== Problem requirements ==
How many lines in the entries below contain the string "JSON"? Reply with the number only.

== Provided information ==
* * * * * * * * *

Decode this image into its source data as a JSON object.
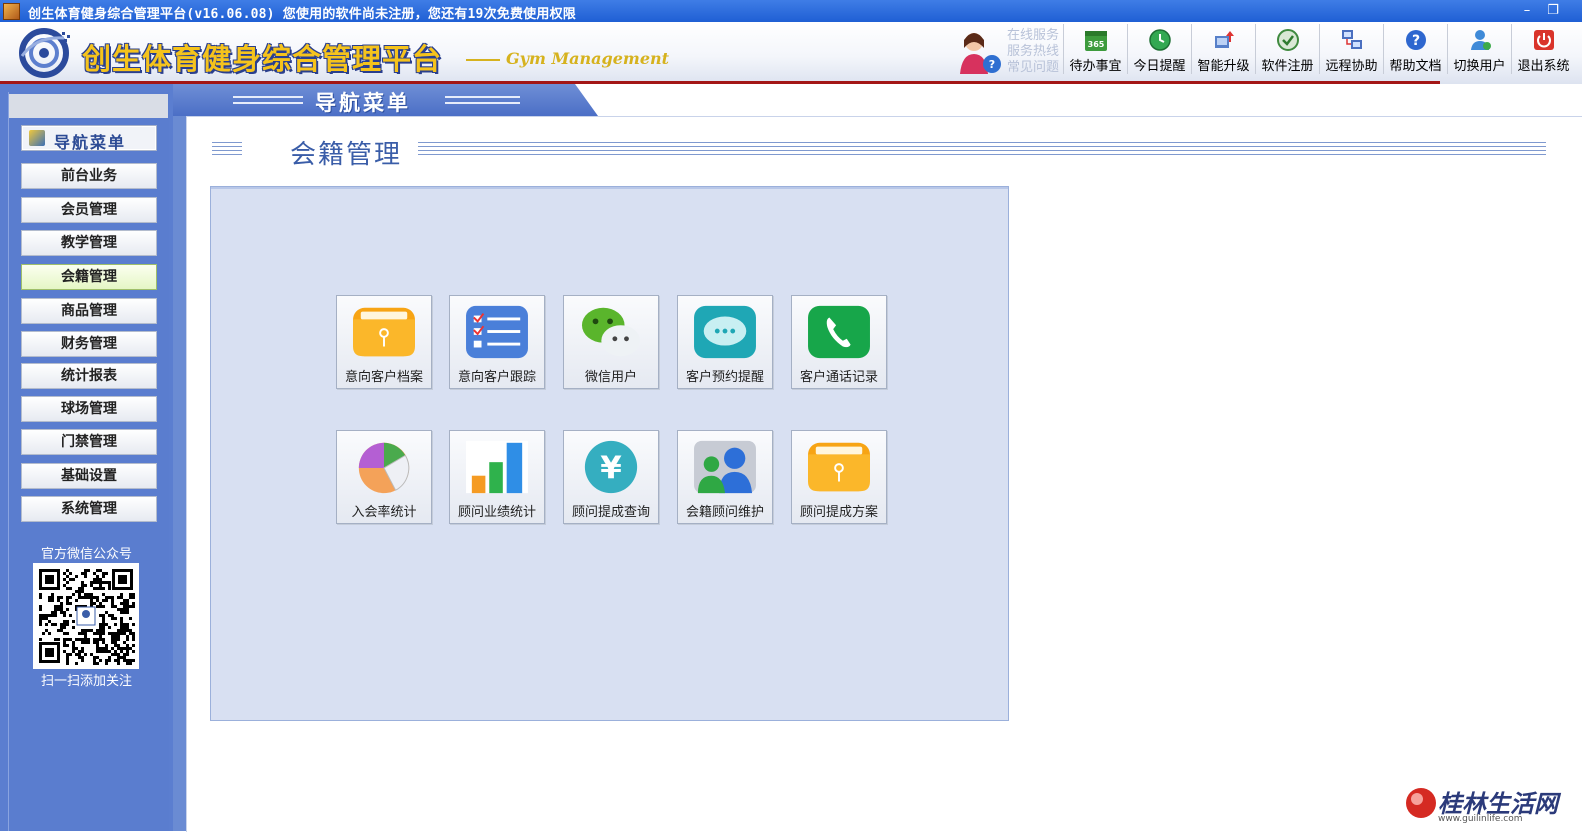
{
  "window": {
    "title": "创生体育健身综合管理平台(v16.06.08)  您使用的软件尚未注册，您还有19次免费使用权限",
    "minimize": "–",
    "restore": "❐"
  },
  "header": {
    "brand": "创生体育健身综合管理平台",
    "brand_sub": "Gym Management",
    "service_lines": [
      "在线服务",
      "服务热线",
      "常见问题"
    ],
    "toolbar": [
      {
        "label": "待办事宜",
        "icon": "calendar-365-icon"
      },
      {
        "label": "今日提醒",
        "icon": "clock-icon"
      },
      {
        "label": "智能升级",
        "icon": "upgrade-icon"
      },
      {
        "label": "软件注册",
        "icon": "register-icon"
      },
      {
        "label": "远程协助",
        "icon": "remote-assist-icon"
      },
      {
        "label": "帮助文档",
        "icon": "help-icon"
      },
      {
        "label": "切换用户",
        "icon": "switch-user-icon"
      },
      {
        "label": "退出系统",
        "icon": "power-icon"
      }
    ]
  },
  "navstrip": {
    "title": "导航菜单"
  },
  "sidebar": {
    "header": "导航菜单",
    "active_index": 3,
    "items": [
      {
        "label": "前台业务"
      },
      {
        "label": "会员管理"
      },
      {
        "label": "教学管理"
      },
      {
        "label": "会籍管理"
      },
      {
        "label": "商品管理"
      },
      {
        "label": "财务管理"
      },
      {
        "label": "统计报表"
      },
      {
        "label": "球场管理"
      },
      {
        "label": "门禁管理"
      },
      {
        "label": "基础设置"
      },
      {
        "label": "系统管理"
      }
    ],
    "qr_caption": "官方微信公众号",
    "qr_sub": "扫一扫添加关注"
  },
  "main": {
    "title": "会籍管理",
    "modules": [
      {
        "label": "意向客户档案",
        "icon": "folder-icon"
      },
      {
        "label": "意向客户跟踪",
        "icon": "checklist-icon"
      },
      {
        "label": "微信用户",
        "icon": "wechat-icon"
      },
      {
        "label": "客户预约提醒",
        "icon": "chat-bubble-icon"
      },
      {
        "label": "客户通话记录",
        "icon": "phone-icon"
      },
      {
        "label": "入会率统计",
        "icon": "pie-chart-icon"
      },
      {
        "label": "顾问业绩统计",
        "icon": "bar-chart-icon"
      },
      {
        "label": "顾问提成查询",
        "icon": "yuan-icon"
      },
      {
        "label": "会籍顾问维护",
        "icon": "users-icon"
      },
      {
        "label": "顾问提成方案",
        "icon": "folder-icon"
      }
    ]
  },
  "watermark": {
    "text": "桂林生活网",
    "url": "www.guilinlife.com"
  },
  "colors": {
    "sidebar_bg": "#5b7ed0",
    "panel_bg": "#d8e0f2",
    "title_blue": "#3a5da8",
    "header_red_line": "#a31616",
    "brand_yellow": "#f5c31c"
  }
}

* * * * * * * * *

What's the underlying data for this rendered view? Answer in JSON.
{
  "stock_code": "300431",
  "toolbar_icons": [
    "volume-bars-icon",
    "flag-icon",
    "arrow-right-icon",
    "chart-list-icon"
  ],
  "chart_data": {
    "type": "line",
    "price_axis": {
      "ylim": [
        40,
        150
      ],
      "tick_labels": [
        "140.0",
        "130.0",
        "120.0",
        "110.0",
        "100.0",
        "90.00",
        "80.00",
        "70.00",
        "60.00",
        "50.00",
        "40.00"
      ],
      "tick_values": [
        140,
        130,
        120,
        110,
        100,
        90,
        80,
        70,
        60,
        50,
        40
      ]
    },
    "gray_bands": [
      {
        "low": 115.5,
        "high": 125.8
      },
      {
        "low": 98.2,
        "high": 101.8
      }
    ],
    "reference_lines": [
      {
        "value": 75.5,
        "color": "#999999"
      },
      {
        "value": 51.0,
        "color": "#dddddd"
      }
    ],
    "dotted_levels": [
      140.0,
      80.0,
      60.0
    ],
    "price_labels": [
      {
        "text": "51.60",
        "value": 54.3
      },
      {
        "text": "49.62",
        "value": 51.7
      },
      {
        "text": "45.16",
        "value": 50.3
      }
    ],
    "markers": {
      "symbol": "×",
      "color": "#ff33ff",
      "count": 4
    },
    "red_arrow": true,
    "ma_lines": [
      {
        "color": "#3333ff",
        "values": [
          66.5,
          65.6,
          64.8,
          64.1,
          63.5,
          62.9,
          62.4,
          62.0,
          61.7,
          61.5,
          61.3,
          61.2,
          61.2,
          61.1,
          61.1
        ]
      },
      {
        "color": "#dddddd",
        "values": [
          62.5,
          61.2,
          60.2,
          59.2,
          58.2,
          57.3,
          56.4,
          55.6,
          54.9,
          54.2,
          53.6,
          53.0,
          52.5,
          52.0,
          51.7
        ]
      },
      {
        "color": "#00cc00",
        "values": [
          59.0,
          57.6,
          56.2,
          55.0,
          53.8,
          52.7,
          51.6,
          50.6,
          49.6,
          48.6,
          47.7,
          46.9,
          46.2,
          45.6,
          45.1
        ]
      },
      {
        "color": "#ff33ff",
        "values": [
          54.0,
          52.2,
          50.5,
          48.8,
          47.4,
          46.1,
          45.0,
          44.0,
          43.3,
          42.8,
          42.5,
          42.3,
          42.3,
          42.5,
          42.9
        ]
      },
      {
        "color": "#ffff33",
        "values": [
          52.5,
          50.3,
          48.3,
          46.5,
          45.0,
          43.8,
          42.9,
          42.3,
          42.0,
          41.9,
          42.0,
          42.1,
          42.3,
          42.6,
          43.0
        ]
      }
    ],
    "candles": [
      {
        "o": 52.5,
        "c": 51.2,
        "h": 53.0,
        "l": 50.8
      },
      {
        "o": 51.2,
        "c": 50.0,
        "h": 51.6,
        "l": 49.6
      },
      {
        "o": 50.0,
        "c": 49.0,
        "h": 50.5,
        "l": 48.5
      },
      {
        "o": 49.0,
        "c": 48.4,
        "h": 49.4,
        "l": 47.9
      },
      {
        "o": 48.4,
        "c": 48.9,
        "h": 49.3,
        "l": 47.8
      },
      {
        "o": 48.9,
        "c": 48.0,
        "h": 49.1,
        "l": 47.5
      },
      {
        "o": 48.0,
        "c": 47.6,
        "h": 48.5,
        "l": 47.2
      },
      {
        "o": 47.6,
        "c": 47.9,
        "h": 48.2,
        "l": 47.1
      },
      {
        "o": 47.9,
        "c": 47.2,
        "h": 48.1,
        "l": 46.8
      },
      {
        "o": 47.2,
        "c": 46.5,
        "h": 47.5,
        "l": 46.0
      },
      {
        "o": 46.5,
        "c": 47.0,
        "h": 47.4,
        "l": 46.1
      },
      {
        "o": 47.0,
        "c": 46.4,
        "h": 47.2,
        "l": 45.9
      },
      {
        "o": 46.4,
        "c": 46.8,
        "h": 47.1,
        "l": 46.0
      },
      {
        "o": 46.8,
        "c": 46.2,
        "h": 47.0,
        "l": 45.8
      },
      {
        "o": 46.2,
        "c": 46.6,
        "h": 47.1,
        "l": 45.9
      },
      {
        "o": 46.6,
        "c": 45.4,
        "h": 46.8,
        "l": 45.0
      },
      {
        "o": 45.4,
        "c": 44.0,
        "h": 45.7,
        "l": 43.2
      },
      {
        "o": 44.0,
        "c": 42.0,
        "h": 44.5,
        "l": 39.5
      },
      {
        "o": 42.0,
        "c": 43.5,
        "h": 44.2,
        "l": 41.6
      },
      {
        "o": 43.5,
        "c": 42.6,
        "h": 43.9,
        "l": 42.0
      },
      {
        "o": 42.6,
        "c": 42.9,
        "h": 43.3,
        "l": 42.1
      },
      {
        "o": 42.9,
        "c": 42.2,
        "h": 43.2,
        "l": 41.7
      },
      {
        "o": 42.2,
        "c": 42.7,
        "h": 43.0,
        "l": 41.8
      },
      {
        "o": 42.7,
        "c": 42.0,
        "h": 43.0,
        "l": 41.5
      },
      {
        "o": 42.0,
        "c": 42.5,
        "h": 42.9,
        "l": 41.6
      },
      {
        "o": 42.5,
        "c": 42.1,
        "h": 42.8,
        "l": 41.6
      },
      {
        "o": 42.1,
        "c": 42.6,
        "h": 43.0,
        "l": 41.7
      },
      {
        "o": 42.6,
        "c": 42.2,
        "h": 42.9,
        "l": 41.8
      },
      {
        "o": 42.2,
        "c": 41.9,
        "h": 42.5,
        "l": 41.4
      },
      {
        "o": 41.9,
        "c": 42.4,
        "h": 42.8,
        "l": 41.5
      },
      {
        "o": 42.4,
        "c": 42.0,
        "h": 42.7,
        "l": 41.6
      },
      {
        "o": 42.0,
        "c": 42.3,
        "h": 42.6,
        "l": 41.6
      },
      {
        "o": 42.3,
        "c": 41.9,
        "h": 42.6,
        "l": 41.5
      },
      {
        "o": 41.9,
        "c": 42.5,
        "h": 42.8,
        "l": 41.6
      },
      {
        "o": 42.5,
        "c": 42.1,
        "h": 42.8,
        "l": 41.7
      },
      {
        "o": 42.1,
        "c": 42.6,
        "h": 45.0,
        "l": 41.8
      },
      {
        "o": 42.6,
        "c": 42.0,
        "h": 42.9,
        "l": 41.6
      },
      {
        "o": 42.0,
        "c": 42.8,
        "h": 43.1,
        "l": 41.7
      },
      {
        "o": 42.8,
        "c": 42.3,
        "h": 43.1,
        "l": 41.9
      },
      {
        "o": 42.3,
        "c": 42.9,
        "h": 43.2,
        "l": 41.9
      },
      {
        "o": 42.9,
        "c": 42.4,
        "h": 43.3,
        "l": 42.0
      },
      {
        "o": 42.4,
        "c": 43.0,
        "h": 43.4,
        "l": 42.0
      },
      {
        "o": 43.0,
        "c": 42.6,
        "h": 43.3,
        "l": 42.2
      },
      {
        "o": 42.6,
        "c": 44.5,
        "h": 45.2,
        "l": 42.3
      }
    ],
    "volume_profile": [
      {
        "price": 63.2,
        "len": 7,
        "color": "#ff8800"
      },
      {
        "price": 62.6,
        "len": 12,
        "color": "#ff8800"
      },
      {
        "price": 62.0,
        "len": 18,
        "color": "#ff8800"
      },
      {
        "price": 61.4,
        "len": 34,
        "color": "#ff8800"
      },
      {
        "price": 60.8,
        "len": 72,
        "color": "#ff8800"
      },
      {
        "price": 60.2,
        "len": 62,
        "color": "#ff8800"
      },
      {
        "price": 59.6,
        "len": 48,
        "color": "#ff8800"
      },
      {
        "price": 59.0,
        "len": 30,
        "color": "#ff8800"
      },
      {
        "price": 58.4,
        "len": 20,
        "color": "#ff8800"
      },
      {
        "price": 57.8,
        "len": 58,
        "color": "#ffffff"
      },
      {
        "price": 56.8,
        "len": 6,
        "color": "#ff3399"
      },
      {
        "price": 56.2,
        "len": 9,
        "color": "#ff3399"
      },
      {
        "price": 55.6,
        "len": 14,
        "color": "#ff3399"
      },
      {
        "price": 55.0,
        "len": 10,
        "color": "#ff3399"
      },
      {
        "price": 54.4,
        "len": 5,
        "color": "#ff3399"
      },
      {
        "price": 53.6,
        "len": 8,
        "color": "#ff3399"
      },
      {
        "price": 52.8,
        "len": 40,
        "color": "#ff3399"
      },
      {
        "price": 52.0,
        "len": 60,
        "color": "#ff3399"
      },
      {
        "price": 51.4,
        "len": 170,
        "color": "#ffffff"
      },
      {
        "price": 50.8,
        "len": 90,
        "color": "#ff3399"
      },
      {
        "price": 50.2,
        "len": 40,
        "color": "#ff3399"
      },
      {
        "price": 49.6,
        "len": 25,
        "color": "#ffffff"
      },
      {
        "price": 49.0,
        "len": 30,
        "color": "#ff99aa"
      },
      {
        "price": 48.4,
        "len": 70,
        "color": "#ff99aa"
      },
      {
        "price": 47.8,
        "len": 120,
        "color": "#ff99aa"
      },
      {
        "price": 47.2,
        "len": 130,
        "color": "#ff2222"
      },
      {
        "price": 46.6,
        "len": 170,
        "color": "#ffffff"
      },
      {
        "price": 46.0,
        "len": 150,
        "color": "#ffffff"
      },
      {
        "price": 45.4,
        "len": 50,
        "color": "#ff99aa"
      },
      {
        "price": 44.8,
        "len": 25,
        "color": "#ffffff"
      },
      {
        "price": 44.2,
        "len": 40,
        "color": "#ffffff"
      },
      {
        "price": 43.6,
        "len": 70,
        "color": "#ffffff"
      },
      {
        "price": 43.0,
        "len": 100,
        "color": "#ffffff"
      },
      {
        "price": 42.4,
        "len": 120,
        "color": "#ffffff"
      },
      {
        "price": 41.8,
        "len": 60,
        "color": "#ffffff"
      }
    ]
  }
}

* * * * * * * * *

== Answer section ==
2